In 2009, U.S. District Judge Susan Illston ruled against the BLM's proposed designation of additional off-road vehicle use allowance in the western Mojave Desert. According to the ruling, the BLM violated its own regulations when it designated approximately 5,000 miles (8,000 km) of off-roading routes in 2006. According to Judge Ilston, the BLM's designation was significantly "flawed because it does not contain a reasonable range of alternatives" to limit damage to sensitive habitat. Judge Illston found the bureau had inadequately analyzed the routes' impacts on air quality, soils, plant communities, riparian habitats, and sensitive species such as the endangered Mojave fringe-toed lizard, pointing out that the desert and its resources are "extremely fragile, easily scarred, and slowly healed."
The court also found the BLM failed to follow route designation procedures established in the agency's own California Desert Conservation Area Plan, which allowed visitors to create hundreds of illegal OHV routes during the past three decades. The plan normally requires the BLM to consider the impacts to private property, non-motorized recreation opportunity, and natural resources before establishing off-road areas. The adopted West Mojave plan amendment was found to have violated the BLM's own manual of regulations, the Federal Land Policy and Management Act of 1976 (FLPMA) and the National Environmental Policy Act of 1969 (NEPA). The ruling was considered a success for a coalition of conservation groups, including the California Native Plant Society, Friends of Juniper Flats, the Alliance for Responsible Recreation, Community Off-Road Vehicle Watch, The Center for Biological Diversity, Sierra Club, and The Wilderness Society, who together initiated the legal challenge in late 2006.
In 2011, Judge Illston ruled on a remedy request submitted by the ten involved environmental organizations.
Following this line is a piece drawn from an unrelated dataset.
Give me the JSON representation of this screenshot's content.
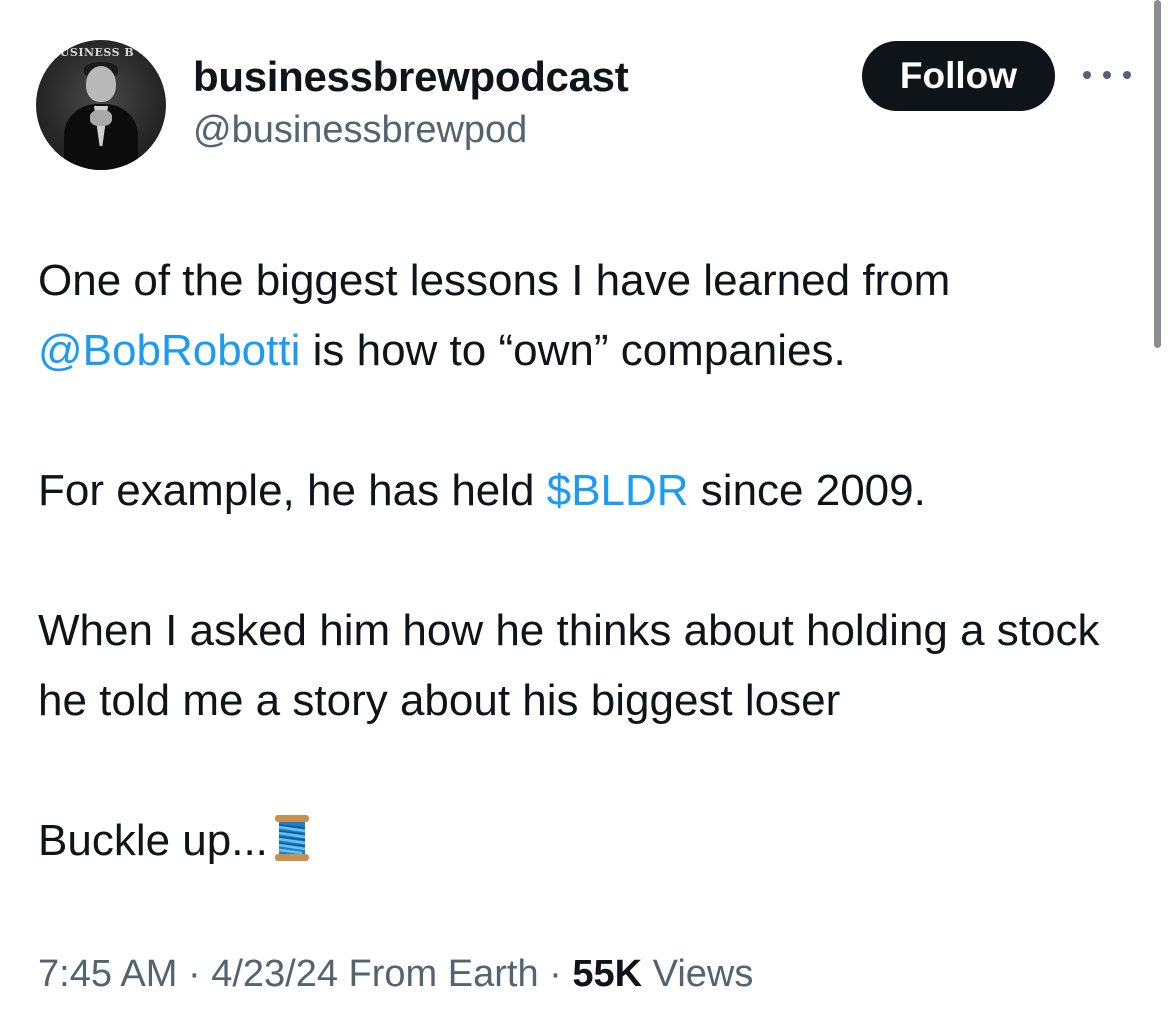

BLM in this ruling was directed to complete a revised WEMO route designation complying with all laws and regulations by March 2014. The agency is also required per this ruling to place signs on all off-road vehicle routes which are legal to use, create a monitoring plan to determine if illegal vehicle use is occurring, and provide additional enforcement to prevent illegal use.
In popular culture
The Mojave Desert was used as a setting for the 2010 game, Fallout: New Vegas